* ABOUT THIS EXERCISE: Only a number is expected: the count of lines in the listing where "subtitle" occurs.

* RAW DATA:

[Start of section]

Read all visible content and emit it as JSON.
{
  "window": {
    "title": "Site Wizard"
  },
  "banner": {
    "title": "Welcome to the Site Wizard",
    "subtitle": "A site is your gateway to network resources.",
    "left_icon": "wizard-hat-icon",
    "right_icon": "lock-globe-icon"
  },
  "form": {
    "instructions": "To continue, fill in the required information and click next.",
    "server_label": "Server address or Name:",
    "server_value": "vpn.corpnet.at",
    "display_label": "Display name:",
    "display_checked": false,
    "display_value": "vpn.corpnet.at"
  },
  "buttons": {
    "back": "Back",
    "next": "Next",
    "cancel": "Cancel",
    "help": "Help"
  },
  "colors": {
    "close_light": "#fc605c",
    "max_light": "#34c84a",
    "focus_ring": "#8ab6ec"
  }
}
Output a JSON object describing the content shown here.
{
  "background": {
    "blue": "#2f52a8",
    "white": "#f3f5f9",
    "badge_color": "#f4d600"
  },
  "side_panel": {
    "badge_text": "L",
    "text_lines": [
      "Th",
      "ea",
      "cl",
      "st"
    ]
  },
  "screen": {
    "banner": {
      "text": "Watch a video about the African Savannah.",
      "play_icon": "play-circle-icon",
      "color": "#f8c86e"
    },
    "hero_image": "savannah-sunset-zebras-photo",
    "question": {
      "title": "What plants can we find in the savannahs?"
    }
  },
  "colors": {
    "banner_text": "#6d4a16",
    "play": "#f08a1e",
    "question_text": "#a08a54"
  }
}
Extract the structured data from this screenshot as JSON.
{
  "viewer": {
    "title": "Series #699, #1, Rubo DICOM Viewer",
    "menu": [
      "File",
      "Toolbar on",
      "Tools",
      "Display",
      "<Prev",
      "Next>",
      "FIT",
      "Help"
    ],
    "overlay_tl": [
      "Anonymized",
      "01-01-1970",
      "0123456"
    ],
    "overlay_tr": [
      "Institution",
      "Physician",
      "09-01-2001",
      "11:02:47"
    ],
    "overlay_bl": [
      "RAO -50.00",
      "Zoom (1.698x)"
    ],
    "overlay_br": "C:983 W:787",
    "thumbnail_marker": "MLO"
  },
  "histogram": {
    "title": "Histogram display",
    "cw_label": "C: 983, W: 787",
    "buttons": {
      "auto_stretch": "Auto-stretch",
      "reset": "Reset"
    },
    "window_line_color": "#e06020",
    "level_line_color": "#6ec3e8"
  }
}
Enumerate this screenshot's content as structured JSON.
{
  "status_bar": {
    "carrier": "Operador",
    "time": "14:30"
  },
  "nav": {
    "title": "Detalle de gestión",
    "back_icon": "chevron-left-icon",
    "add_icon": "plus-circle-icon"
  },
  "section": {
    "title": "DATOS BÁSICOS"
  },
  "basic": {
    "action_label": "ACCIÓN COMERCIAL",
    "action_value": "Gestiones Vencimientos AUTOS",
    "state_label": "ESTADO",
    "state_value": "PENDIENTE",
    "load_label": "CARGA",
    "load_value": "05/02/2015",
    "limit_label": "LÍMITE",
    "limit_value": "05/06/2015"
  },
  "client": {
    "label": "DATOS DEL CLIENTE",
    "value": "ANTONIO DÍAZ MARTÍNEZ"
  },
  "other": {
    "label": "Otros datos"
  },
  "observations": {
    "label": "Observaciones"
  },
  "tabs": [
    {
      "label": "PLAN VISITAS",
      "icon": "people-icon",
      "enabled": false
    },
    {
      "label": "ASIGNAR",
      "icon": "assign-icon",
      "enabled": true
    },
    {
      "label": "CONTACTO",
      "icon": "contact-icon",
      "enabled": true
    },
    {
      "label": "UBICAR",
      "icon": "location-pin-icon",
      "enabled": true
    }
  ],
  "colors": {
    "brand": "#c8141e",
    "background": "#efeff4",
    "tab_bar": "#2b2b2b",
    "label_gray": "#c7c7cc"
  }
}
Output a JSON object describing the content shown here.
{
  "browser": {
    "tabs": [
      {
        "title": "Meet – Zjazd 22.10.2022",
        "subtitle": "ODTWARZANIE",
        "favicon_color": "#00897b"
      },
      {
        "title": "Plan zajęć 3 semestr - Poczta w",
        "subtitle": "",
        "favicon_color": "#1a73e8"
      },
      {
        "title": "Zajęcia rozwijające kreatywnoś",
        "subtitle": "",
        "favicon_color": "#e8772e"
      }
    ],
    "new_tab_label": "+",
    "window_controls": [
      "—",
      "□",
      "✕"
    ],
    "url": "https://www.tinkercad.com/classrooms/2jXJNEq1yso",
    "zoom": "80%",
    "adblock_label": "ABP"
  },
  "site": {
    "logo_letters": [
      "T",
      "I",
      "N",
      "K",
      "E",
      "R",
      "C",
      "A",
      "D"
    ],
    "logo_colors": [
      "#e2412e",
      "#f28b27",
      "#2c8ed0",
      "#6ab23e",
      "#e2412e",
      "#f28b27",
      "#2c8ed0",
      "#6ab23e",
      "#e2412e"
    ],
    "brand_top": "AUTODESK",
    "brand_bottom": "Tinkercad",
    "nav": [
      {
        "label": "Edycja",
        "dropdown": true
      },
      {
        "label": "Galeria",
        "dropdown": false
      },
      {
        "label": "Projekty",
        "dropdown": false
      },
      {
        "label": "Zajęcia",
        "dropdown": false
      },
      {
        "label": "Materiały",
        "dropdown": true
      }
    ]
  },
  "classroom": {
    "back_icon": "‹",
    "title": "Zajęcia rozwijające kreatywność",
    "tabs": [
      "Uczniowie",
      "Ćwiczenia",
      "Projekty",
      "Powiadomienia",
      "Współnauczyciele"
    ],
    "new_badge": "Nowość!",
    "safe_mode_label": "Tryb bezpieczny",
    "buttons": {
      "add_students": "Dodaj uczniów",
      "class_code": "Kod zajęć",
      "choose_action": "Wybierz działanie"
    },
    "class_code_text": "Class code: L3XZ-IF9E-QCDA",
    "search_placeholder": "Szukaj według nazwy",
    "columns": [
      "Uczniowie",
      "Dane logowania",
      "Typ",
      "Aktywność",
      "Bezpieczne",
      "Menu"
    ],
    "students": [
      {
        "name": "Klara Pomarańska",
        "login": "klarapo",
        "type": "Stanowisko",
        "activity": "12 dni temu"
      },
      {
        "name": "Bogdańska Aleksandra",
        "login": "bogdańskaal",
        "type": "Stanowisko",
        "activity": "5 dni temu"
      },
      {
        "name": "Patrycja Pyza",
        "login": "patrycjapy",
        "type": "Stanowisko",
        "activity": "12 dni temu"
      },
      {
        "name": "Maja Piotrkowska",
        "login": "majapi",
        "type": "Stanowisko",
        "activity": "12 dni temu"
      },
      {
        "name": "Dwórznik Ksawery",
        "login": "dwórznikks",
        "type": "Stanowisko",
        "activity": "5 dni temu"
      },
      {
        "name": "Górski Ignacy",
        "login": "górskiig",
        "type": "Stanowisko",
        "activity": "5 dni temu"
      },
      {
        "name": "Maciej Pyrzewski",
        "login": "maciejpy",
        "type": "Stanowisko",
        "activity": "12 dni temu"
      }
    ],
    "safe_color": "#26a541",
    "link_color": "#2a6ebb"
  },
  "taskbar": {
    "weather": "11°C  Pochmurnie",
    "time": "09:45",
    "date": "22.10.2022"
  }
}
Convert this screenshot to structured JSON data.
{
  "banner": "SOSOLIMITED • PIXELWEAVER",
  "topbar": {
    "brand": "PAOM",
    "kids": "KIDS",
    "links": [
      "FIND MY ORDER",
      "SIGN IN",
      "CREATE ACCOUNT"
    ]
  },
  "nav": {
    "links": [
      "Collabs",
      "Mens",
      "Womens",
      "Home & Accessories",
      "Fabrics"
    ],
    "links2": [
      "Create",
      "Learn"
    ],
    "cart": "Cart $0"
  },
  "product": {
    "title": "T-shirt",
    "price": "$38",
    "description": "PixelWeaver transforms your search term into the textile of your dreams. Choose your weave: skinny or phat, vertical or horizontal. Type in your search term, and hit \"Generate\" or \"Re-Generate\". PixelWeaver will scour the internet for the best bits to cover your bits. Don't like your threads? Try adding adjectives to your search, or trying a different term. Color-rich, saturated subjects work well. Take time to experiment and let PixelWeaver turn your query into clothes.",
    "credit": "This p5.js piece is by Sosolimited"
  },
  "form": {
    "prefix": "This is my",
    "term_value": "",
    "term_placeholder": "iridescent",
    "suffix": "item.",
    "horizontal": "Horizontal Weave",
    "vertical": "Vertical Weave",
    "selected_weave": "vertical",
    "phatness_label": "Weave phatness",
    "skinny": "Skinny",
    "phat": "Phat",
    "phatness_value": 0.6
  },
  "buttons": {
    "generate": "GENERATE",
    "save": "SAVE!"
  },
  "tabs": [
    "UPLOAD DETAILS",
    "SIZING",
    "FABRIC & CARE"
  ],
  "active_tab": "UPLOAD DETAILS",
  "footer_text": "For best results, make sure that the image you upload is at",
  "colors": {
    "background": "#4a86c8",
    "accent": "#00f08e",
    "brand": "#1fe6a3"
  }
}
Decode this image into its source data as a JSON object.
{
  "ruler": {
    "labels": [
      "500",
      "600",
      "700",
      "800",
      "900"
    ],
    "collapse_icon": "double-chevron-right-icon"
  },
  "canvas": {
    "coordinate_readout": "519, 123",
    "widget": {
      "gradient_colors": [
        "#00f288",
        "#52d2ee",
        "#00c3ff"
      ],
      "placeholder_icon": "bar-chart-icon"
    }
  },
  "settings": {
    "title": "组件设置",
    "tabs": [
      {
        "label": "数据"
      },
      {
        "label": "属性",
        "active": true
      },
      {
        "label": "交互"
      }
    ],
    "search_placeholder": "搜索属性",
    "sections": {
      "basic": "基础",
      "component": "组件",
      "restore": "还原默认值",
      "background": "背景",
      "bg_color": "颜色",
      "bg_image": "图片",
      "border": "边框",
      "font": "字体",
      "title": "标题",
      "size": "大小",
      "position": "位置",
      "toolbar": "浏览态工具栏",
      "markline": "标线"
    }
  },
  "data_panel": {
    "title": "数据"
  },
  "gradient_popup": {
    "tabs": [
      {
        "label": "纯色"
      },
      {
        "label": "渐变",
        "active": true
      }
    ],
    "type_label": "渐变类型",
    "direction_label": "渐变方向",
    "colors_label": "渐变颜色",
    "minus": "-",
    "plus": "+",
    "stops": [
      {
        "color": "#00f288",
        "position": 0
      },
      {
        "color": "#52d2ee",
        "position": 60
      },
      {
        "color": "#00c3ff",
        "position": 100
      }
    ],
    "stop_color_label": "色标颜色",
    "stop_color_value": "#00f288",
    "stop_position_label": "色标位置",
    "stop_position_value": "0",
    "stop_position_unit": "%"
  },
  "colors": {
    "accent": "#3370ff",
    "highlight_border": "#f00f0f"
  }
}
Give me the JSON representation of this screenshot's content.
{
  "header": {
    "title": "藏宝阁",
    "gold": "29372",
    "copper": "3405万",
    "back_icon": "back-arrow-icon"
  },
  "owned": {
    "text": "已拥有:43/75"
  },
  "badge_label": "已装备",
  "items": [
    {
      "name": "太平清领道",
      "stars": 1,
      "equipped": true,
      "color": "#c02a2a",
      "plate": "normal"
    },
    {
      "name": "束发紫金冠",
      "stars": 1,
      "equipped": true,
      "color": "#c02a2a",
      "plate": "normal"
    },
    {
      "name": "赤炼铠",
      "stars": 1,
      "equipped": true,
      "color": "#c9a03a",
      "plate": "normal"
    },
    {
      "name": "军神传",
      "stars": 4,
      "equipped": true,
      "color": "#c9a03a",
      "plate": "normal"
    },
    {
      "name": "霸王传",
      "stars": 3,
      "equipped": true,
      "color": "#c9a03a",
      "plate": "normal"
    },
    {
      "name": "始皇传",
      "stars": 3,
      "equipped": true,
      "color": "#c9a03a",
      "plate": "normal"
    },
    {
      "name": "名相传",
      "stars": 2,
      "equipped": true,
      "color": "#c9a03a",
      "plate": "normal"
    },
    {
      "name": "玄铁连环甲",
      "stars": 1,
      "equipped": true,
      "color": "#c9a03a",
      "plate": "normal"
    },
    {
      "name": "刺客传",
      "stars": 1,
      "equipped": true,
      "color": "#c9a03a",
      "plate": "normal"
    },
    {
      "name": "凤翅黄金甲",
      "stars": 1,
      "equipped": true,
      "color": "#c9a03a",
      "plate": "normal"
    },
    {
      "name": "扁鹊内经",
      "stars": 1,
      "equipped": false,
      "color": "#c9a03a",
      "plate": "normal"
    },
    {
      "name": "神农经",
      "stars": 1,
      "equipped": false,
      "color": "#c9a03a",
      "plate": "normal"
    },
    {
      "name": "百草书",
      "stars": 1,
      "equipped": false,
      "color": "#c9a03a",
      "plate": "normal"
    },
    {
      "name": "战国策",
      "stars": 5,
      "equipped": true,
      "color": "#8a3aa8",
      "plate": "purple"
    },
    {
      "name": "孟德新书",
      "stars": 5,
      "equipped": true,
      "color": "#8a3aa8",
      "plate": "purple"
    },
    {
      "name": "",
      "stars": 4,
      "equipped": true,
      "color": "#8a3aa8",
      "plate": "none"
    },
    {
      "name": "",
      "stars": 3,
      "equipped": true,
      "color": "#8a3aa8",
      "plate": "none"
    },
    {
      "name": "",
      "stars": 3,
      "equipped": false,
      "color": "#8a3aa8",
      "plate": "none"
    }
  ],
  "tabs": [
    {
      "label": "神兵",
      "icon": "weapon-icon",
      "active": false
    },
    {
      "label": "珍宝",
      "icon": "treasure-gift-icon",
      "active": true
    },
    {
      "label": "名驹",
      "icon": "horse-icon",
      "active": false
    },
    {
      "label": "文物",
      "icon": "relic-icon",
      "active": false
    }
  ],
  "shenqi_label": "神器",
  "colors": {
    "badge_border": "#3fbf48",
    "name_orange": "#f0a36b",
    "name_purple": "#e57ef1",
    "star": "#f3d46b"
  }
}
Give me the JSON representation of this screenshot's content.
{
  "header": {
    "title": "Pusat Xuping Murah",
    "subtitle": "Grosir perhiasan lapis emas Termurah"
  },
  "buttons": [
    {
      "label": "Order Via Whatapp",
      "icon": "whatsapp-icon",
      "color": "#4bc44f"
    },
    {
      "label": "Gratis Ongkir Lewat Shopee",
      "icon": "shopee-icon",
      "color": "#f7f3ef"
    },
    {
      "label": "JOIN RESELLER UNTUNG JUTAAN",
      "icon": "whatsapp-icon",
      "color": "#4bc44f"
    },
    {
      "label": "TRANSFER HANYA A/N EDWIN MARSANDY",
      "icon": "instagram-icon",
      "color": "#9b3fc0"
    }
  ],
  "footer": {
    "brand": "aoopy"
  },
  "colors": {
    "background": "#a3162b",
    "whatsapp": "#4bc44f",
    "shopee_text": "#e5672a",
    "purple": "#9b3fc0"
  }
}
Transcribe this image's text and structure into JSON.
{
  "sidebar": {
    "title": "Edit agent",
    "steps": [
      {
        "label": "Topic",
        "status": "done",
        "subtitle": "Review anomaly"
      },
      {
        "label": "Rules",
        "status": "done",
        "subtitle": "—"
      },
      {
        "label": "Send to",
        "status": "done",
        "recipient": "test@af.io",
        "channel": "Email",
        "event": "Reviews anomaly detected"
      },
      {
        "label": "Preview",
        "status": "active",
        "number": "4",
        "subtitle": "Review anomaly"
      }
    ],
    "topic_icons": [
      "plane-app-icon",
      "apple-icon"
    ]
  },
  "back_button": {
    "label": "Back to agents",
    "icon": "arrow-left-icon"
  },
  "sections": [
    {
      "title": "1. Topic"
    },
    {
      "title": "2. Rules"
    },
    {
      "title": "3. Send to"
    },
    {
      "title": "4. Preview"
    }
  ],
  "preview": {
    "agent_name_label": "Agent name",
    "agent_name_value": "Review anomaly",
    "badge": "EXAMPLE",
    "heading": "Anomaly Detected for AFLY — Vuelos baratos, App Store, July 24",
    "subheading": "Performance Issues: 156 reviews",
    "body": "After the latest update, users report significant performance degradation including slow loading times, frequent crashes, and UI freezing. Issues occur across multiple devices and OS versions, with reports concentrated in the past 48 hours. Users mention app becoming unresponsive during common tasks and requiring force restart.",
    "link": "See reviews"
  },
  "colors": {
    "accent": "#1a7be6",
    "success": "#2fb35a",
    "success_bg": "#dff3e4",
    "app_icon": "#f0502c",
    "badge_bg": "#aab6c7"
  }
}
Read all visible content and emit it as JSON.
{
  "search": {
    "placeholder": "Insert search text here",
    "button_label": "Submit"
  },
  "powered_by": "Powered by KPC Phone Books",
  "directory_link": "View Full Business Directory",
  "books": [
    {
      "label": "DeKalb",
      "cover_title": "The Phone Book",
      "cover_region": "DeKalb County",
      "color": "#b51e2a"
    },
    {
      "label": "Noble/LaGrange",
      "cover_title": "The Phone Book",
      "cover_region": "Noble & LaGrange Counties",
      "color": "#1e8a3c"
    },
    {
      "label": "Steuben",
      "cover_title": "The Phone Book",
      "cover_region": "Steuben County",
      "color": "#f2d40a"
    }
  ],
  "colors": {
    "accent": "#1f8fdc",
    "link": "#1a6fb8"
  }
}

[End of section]

* RESULT BELOW: 8